Use this URL to cite or link to this record in EThOS:
Title: Investigating the interactions between plant viruses and host stomata
Author: Murray, Rose Rebecca
ISNI:       0000 0004 5917 9818
Awarding Body: University of Bristol
Current Institution: University of Bristol
Date of Award: 2015
Availability of Full Text:
Access from EThOS:

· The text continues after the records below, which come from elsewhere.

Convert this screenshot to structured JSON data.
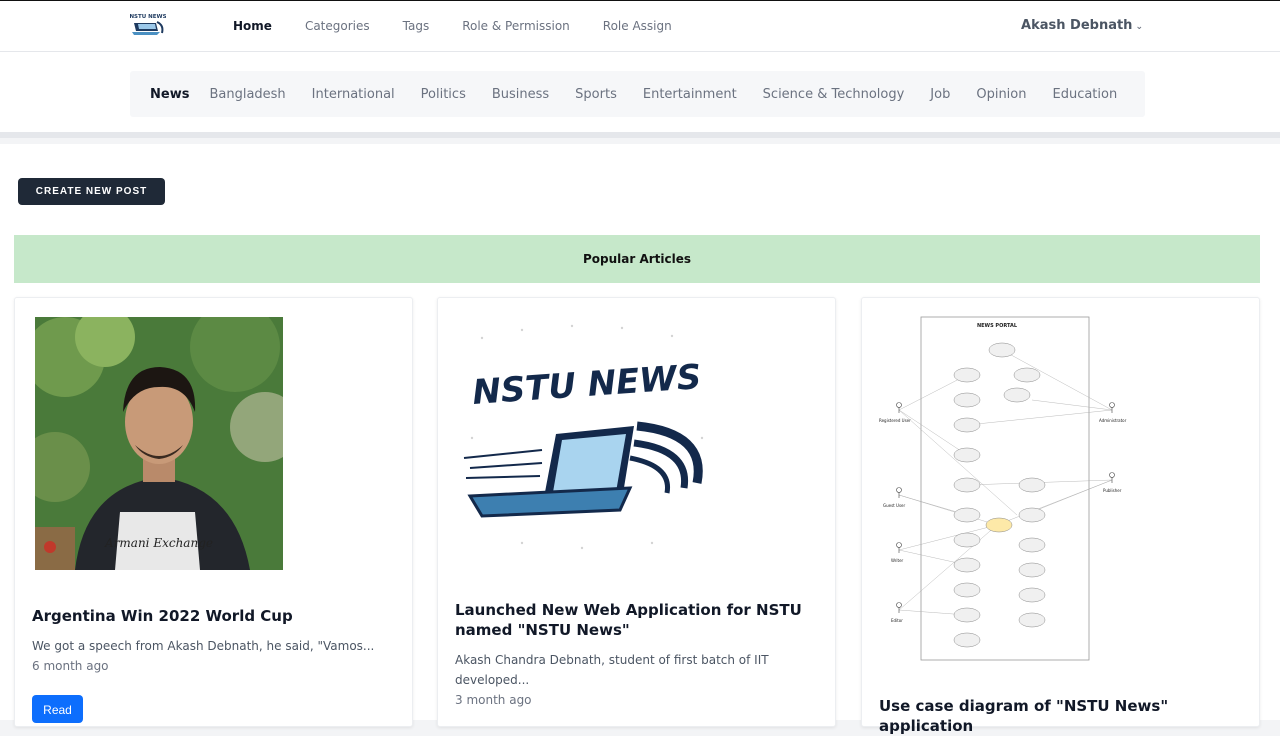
{
  "header": {
    "logo_text": "NSTU NEWS",
    "nav": [
      "Home",
      "Categories",
      "Tags",
      "Role & Permission",
      "Role Assign"
    ],
    "user_name": "Akash Debnath"
  },
  "categories": [
    "News",
    "Bangladesh",
    "International",
    "Politics",
    "Business",
    "Sports",
    "Entertainment",
    "Science & Technology",
    "Job",
    "Opinion",
    "Education"
  ],
  "actions": {
    "create_post_label": "CREATE NEW POST"
  },
  "section": {
    "popular_title": "Popular Articles"
  },
  "articles": [
    {
      "title": "Argentina Win 2022 World Cup",
      "excerpt": "We got a speech from Akash Debnath, he said, \"Vamos...",
      "time": "6 month ago",
      "read_label": "Read",
      "image": "portrait-photo",
      "image_text": "Armani Exchange"
    },
    {
      "title": "Launched New Web Application for NSTU named \"NSTU News\"",
      "excerpt": "Akash Chandra Debnath, student of first batch of IIT developed...",
      "time": "3 month ago",
      "image": "nstu-news-logo",
      "image_text": "NSTU NEWS"
    },
    {
      "title": "Use case diagram of \"NSTU News\" application",
      "image": "use-case-diagram",
      "image_text": "NEWS PORTAL",
      "diagram_actors": [
        "Registered User",
        "Guest User",
        "Writer",
        "Editor",
        "Administrator",
        "Publisher"
      ]
    }
  ],
  "colors": {
    "accent": "#0d6efd",
    "popular_bg": "#c6e8ca",
    "dark_button": "#1f2937"
  }
}
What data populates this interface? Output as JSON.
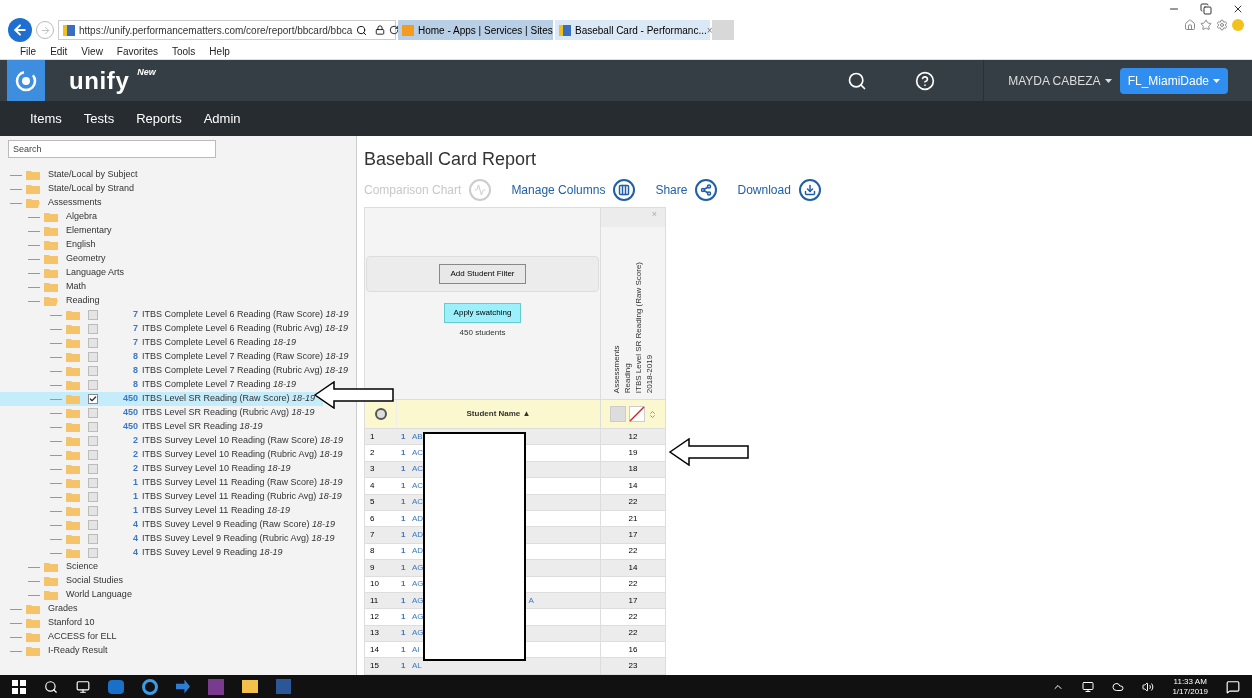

Stomata are microscopic pores located in the epidermis of most terrestrial plants. As well as serving as gateways for gas exchange and transpiration, stomata have recently become known to have increasingly complex relationships with pathogens, with many pathogens utilising stomata as entry portals. However, the research so far has largely focussed on bacterial and fungal pathogens, leaving a gap in the knowledge about the interactions between plant viruses and stomata. This study aims to investigate the interactions and relations between stomata and viruses by investigating potential for stomata to act as entry portals for viruses and the developmental changes which occur under virus infection. In order to test the hypothesis that stomata can act as entry portals for plant viruses, a series of experiments was performed which altered stomatal apertures before applying purified virus suspended in solution in an aerosol. It was found that Nicotiana tabacum plants were more likely to become infected when TMV virus solution was applied when stomata were open. Natural and chemical factors were used to manipulate stomatal apertures prior to virus application. Stomatal development was investigated following a virus infection. A range of host-virus systems was used and it was found that susceptible host types had a general reduction in stomatal index and density when infected with a virus. Transcripts of genes involved in stomatal development were also tested for changes in healthy and infected plants and were found to vary upon infection. Knock-out mutants of various stomatal developmental or functional genes showed varying developmental responses to a virus infection, with notable changes in rin4 which resulted in an increase in stomatal development post infection. The results presented in this project provide an insight into a relatively new field of research which has so far been neglected in the field of plant pathology.
Supervisor: Not available Sponsor: Not available
Qualification Name: Thesis (Ph.D.) Qualification Level: Doctoral
EThOS ID:  DOI: Not available